Industrial automation is a phrase we often hear, when reducing labor cost and increasing production volume are the goals of all manufacturing companies. But what do we mean by automation? An industrial manufacturing setup involves different processes which have to be controlled as per a particular sequence, and need to be monitored 24/7.These operations can either be done by deploying manpower or can be automated by employing control systems, information technologies, machines, and automation devices like PLC and SCADA. These automation devices can be used for controlling Variable frequency Drives (VFDs), industrial processes, machinery and factory assembly lines. Replacement of human interference and operator may result in substantial cost reduction in the long run, can lead to a steady and fast rate of production, may be good substitutes for humans in hazardous conditions, and more apt for monotonous human work.

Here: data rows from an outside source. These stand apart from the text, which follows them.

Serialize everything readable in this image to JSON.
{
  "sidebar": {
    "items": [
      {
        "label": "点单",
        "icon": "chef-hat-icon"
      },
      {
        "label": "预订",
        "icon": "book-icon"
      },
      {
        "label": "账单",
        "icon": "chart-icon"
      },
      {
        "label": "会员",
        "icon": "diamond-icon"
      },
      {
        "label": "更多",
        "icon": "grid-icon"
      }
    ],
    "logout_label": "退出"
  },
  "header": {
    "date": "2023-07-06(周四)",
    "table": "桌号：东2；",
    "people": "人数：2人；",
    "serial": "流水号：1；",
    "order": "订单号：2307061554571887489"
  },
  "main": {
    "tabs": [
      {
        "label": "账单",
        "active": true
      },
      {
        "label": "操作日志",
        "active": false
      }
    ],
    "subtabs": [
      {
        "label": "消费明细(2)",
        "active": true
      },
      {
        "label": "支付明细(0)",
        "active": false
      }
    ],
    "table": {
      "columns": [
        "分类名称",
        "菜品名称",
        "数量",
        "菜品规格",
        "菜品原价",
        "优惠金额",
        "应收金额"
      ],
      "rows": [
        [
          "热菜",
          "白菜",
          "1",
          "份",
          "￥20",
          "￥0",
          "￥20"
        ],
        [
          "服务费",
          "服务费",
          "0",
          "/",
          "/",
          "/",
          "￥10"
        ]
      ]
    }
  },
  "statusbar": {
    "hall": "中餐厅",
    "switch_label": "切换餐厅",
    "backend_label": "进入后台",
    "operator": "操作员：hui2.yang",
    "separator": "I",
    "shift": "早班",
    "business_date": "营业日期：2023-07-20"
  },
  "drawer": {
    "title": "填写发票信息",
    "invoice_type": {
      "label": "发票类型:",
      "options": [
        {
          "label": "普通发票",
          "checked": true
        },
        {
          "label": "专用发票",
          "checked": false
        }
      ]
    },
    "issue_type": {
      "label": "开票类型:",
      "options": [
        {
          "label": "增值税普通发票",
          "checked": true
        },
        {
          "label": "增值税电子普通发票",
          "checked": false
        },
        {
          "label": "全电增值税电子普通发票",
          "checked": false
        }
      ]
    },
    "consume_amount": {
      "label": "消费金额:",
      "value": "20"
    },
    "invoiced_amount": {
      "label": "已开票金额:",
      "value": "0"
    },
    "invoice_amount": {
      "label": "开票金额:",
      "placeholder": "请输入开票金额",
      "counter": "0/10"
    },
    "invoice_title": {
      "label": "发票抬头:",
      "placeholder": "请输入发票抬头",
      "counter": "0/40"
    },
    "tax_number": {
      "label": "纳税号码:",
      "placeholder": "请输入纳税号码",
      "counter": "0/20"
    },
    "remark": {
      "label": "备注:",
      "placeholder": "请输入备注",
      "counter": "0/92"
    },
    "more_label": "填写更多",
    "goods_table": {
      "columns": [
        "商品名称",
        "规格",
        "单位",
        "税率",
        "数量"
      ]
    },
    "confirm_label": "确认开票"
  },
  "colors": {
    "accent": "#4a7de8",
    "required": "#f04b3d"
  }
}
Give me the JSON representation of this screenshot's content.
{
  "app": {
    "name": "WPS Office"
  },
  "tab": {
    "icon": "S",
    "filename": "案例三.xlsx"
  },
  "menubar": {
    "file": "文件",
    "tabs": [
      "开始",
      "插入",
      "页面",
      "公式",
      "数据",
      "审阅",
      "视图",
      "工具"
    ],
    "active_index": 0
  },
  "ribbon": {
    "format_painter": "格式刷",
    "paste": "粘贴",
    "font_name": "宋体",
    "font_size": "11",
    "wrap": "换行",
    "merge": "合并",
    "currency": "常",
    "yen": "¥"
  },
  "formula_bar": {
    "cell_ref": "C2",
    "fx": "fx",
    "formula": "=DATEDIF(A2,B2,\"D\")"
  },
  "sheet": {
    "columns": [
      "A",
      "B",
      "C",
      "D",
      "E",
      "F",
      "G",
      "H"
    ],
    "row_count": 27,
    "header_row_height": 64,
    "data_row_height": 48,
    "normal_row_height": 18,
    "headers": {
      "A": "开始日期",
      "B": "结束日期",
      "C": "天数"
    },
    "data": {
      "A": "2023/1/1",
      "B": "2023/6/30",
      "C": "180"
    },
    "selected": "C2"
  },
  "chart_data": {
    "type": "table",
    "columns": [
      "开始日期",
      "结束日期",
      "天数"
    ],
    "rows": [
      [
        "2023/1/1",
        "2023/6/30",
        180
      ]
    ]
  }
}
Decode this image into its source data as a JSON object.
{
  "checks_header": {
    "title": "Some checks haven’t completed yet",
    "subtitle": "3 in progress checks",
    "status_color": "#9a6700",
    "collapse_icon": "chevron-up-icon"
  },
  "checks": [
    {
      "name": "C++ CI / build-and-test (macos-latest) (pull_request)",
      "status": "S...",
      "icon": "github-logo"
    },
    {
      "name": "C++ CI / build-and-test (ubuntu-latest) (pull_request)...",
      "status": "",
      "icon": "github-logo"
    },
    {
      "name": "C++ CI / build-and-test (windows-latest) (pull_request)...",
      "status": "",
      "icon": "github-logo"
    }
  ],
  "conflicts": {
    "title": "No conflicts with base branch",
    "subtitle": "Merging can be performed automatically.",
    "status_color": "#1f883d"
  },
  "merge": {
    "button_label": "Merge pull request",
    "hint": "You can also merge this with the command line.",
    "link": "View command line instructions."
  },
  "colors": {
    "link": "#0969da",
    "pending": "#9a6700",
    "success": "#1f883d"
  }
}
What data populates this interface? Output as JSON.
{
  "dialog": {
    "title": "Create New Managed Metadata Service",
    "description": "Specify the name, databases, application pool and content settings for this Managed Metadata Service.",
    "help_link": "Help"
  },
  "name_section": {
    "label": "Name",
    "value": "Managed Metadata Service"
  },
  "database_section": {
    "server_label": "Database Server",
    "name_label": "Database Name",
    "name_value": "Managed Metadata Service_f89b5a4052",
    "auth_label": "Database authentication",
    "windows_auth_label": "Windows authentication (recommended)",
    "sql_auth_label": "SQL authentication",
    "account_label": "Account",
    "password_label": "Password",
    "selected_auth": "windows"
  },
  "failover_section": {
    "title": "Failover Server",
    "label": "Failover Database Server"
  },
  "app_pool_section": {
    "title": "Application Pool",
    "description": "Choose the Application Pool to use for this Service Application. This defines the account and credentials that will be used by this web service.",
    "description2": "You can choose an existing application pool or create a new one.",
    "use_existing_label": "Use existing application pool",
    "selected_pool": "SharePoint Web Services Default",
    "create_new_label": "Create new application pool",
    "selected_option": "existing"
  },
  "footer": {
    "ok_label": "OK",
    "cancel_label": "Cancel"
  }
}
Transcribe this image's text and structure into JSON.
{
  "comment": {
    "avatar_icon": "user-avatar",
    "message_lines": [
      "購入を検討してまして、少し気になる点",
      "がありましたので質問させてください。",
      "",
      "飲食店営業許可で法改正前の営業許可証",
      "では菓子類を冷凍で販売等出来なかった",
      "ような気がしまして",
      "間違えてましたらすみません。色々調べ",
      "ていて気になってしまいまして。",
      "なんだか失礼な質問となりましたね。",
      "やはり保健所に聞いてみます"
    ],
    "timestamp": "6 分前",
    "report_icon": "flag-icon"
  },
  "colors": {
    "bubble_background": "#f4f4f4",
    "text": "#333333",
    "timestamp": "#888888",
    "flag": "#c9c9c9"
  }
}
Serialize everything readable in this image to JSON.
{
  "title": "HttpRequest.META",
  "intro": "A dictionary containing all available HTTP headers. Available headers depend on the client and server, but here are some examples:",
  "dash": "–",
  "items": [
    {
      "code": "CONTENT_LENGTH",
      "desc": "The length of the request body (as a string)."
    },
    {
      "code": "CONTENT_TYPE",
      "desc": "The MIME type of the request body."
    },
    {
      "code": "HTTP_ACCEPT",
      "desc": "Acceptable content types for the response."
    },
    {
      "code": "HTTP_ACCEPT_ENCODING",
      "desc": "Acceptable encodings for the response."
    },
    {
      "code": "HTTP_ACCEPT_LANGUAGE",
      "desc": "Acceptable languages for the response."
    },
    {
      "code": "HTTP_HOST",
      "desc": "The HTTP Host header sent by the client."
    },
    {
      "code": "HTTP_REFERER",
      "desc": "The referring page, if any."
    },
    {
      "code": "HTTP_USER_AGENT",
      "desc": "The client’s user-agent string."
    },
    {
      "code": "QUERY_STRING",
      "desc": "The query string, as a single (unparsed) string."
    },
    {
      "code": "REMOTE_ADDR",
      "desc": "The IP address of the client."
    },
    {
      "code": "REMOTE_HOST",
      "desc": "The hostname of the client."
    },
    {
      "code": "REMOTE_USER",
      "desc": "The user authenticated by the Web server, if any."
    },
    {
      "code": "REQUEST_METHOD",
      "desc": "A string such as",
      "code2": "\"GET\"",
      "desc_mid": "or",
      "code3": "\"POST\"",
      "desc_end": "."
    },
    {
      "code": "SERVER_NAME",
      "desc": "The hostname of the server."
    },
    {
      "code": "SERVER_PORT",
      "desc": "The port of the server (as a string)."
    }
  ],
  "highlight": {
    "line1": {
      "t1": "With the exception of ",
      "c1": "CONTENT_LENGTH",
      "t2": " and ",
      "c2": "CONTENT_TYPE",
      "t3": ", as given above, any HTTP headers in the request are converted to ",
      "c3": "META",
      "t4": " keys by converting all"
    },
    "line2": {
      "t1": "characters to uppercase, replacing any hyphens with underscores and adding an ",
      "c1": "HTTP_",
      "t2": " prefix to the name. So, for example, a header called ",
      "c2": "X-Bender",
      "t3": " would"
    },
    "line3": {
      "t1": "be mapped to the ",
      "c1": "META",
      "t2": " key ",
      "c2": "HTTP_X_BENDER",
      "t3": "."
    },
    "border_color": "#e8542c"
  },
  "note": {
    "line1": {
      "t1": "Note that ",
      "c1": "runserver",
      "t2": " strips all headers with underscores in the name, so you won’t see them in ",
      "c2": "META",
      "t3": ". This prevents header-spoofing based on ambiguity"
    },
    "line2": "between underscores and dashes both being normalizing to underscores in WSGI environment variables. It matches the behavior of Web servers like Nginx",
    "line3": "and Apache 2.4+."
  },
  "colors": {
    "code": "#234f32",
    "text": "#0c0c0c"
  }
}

In the past, Supervisory Control and Data Acquisition (SCADA) functions were primarily performed by dedicated computer-based SCADA systems. Whereas these systems still do exist and are widely used in industry, the SCADA functions can increasingly be performed by TCP/IP/Ethernet-based systems. The advantage of the latter approach is that the system is open; hence hardware and software components from various vendors can be seamlessly and easily integrated to perform control and data acquisition functions. However, stand-alone SCADA systems are still being marketed. Thus as PLCs and SCADA systems continue to be lucrative automation devices, several companies like Allen Bradley, Delta, Siemens, and Schneider have their own set of PLC, SCADA, HMI products and their own proprietary software programming language.